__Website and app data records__
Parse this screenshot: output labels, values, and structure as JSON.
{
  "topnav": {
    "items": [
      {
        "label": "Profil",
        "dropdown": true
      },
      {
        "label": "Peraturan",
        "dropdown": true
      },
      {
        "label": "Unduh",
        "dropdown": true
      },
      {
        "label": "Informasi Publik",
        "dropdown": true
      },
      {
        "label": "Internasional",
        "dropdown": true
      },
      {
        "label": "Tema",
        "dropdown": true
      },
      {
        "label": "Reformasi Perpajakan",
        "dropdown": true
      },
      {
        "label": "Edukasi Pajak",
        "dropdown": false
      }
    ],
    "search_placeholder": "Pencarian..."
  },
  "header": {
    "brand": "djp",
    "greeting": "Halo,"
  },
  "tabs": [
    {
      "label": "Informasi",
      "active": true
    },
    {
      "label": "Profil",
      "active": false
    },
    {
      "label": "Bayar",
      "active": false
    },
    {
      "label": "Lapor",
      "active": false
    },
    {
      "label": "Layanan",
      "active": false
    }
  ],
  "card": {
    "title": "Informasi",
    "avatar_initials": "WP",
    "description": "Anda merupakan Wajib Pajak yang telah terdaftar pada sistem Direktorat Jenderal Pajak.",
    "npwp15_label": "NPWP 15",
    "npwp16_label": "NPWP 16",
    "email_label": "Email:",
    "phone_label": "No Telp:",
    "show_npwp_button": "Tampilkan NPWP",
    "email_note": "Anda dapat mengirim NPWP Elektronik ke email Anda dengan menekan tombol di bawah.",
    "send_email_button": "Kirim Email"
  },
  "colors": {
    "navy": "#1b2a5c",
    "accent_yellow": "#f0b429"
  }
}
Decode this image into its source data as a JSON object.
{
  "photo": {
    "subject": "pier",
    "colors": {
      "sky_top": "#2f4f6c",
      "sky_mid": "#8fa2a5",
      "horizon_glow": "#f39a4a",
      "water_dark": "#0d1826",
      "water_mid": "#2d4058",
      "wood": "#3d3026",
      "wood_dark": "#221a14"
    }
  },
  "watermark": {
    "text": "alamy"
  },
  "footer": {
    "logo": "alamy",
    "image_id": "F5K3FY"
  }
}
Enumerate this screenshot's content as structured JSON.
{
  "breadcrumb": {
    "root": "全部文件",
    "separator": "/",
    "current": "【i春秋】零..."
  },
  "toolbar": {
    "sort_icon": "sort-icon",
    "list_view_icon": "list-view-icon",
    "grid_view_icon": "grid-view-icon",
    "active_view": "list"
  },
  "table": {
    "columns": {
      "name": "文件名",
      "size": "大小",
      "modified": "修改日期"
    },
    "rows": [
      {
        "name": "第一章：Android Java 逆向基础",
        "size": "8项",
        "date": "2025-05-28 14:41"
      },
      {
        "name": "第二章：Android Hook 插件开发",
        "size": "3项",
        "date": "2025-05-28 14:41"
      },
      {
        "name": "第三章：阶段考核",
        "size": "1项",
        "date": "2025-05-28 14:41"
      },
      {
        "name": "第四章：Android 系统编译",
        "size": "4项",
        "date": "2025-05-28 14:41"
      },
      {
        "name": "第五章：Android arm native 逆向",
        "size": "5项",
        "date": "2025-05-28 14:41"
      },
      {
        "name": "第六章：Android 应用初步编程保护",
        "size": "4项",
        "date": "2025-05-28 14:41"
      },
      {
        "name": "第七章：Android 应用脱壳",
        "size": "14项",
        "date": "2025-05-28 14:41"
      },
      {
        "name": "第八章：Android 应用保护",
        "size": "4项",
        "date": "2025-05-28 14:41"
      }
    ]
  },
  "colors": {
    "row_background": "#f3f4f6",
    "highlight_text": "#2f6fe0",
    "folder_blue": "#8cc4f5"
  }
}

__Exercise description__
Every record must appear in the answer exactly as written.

__The completed task__
Parse this screenshot: output labels, values, and structure as JSON.
{
  "topnav": {
    "items": [
      {
        "label": "Profil",
        "dropdown": true
      },
      {
        "label": "Peraturan",
        "dropdown": true
      },
      {
        "label": "Unduh",
        "dropdown": true
      },
      {
        "label": "Informasi Publik",
        "dropdown": true
      },
      {
        "label": "Internasional",
        "dropdown": true
      },
      {
        "label": "Tema",
        "dropdown": true
      },
      {
        "label": "Reformasi Perpajakan",
        "dropdown": true
      },
      {
        "label": "Edukasi Pajak",
        "dropdown": false
      }
    ],
    "search_placeholder": "Pencarian..."
  },
  "header": {
    "brand": "djp",
    "greeting": "Halo,"
  },
  "tabs": [
    {
      "label": "Informasi",
      "active": true
    },
    {
      "label": "Profil",
      "active": false
    },
    {
      "label": "Bayar",
      "active": false
    },
    {
      "label": "Lapor",
      "active": false
    },
    {
      "label": "Layanan",
      "active": false
    }
  ],
  "card": {
    "title": "Informasi",
    "avatar_initials": "WP",
    "description": "Anda merupakan Wajib Pajak yang telah terdaftar pada sistem Direktorat Jenderal Pajak.",
    "npwp15_label": "NPWP 15",
    "npwp16_label": "NPWP 16",
    "email_label": "Email:",
    "phone_label": "No Telp:",
    "show_npwp_button": "Tampilkan NPWP",
    "email_note": "Anda dapat mengirim NPWP Elektronik ke email Anda dengan menekan tombol di bawah.",
    "send_email_button": "Kirim Email"
  },
  "colors": {
    "navy": "#1b2a5c",
    "accent_yellow": "#f0b429"
  }
}
Decode this image into its source data as a JSON object.
{
  "photo": {
    "subject": "pier",
    "colors": {
      "sky_top": "#2f4f6c",
      "sky_mid": "#8fa2a5",
      "horizon_glow": "#f39a4a",
      "water_dark": "#0d1826",
      "water_mid": "#2d4058",
      "wood": "#3d3026",
      "wood_dark": "#221a14"
    }
  },
  "watermark": {
    "text": "alamy"
  },
  "footer": {
    "logo": "alamy",
    "image_id": "F5K3FY"
  }
}
Enumerate this screenshot's content as structured JSON.
{
  "breadcrumb": {
    "root": "全部文件",
    "separator": "/",
    "current": "【i春秋】零..."
  },
  "toolbar": {
    "sort_icon": "sort-icon",
    "list_view_icon": "list-view-icon",
    "grid_view_icon": "grid-view-icon",
    "active_view": "list"
  },
  "table": {
    "columns": {
      "name": "文件名",
      "size": "大小",
      "modified": "修改日期"
    },
    "rows": [
      {
        "name": "第一章：Android Java 逆向基础",
        "size": "8项",
        "date": "2025-05-28 14:41"
      },
      {
        "name": "第二章：Android Hook 插件开发",
        "size": "3项",
        "date": "2025-05-28 14:41"
      },
      {
        "name": "第三章：阶段考核",
        "size": "1项",
        "date": "2025-05-28 14:41"
      },
      {
        "name": "第四章：Android 系统编译",
        "size": "4项",
        "date": "2025-05-28 14:41"
      },
      {
        "name": "第五章：Android arm native 逆向",
        "size": "5项",
        "date": "2025-05-28 14:41"
      },
      {
        "name": "第六章：Android 应用初步编程保护",
        "size": "4项",
        "date": "2025-05-28 14:41"
      },
      {
        "name": "第七章：Android 应用脱壳",
        "size": "14项",
        "date": "2025-05-28 14:41"
      },
      {
        "name": "第八章：Android 应用保护",
        "size": "4项",
        "date": "2025-05-28 14:41"
      }
    ]
  },
  "colors": {
    "row_background": "#f3f4f6",
    "highlight_text": "#2f6fe0",
    "folder_blue": "#8cc4f5"
  }
}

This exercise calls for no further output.